/---

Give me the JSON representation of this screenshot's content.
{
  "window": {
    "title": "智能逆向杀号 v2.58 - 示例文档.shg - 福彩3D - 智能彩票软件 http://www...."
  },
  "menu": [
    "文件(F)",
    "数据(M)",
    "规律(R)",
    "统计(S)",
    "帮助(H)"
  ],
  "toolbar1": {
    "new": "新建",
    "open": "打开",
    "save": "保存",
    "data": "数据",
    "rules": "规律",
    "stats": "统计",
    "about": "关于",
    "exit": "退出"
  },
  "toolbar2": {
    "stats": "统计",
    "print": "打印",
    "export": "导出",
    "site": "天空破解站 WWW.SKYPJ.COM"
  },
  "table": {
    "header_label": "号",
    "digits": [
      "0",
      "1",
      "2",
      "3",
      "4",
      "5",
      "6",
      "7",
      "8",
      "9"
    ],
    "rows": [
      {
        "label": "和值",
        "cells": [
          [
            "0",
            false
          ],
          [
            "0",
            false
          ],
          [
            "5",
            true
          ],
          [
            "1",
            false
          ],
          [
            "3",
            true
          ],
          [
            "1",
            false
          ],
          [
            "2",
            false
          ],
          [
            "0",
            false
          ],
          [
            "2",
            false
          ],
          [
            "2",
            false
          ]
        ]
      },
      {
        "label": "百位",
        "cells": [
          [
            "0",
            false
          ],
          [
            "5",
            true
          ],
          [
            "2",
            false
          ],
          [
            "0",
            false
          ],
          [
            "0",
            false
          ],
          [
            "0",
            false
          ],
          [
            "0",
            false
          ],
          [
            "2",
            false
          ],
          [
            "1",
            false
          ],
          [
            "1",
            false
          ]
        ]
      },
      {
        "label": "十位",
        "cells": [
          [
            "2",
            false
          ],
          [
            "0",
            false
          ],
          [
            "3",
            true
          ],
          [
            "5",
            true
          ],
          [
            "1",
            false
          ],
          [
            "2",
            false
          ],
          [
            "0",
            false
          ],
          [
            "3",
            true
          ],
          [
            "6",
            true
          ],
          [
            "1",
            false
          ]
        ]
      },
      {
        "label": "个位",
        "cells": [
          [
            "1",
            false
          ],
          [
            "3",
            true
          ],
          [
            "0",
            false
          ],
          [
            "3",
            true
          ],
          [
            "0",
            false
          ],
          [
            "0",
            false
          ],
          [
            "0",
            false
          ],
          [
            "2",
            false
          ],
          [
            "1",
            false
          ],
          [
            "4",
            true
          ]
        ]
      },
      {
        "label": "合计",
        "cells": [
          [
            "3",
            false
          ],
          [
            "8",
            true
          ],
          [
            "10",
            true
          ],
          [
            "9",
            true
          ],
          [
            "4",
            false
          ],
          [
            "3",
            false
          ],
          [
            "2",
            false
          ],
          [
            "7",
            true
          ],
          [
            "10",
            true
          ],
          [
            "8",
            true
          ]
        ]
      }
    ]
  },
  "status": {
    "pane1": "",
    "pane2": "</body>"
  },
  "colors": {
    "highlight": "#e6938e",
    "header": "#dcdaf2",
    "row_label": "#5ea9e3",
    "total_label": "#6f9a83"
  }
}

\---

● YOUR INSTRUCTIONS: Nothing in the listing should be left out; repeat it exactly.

● PROBLEM SOLUTION:
Give me the JSON representation of this screenshot's content.
{
  "window": {
    "title": "智能逆向杀号 v2.58 - 示例文档.shg - 福彩3D - 智能彩票软件 http://www...."
  },
  "menu": [
    "文件(F)",
    "数据(M)",
    "规律(R)",
    "统计(S)",
    "帮助(H)"
  ],
  "toolbar1": {
    "new": "新建",
    "open": "打开",
    "save": "保存",
    "data": "数据",
    "rules": "规律",
    "stats": "统计",
    "about": "关于",
    "exit": "退出"
  },
  "toolbar2": {
    "stats": "统计",
    "print": "打印",
    "export": "导出",
    "site": "天空破解站 WWW.SKYPJ.COM"
  },
  "table": {
    "header_label": "号",
    "digits": [
      "0",
      "1",
      "2",
      "3",
      "4",
      "5",
      "6",
      "7",
      "8",
      "9"
    ],
    "rows": [
      {
        "label": "和值",
        "cells": [
          [
            "0",
            false
          ],
          [
            "0",
            false
          ],
          [
            "5",
            true
          ],
          [
            "1",
            false
          ],
          [
            "3",
            true
          ],
          [
            "1",
            false
          ],
          [
            "2",
            false
          ],
          [
            "0",
            false
          ],
          [
            "2",
            false
          ],
          [
            "2",
            false
          ]
        ]
      },
      {
        "label": "百位",
        "cells": [
          [
            "0",
            false
          ],
          [
            "5",
            true
          ],
          [
            "2",
            false
          ],
          [
            "0",
            false
          ],
          [
            "0",
            false
          ],
          [
            "0",
            false
          ],
          [
            "0",
            false
          ],
          [
            "2",
            false
          ],
          [
            "1",
            false
          ],
          [
            "1",
            false
          ]
        ]
      },
      {
        "label": "十位",
        "cells": [
          [
            "2",
            false
          ],
          [
            "0",
            false
          ],
          [
            "3",
            true
          ],
          [
            "5",
            true
          ],
          [
            "1",
            false
          ],
          [
            "2",
            false
          ],
          [
            "0",
            false
          ],
          [
            "3",
            true
          ],
          [
            "6",
            true
          ],
          [
            "1",
            false
          ]
        ]
      },
      {
        "label": "个位",
        "cells": [
          [
            "1",
            false
          ],
          [
            "3",
            true
          ],
          [
            "0",
            false
          ],
          [
            "3",
            true
          ],
          [
            "0",
            false
          ],
          [
            "0",
            false
          ],
          [
            "0",
            false
          ],
          [
            "2",
            false
          ],
          [
            "1",
            false
          ],
          [
            "4",
            true
          ]
        ]
      },
      {
        "label": "合计",
        "cells": [
          [
            "3",
            false
          ],
          [
            "8",
            true
          ],
          [
            "10",
            true
          ],
          [
            "9",
            true
          ],
          [
            "4",
            false
          ],
          [
            "3",
            false
          ],
          [
            "2",
            false
          ],
          [
            "7",
            true
          ],
          [
            "10",
            true
          ],
          [
            "8",
            true
          ]
        ]
      }
    ]
  },
  "status": {
    "pane1": "",
    "pane2": "</body>"
  },
  "colors": {
    "highlight": "#e6938e",
    "header": "#dcdaf2",
    "row_label": "#5ea9e3",
    "total_label": "#6f9a83"
  }
}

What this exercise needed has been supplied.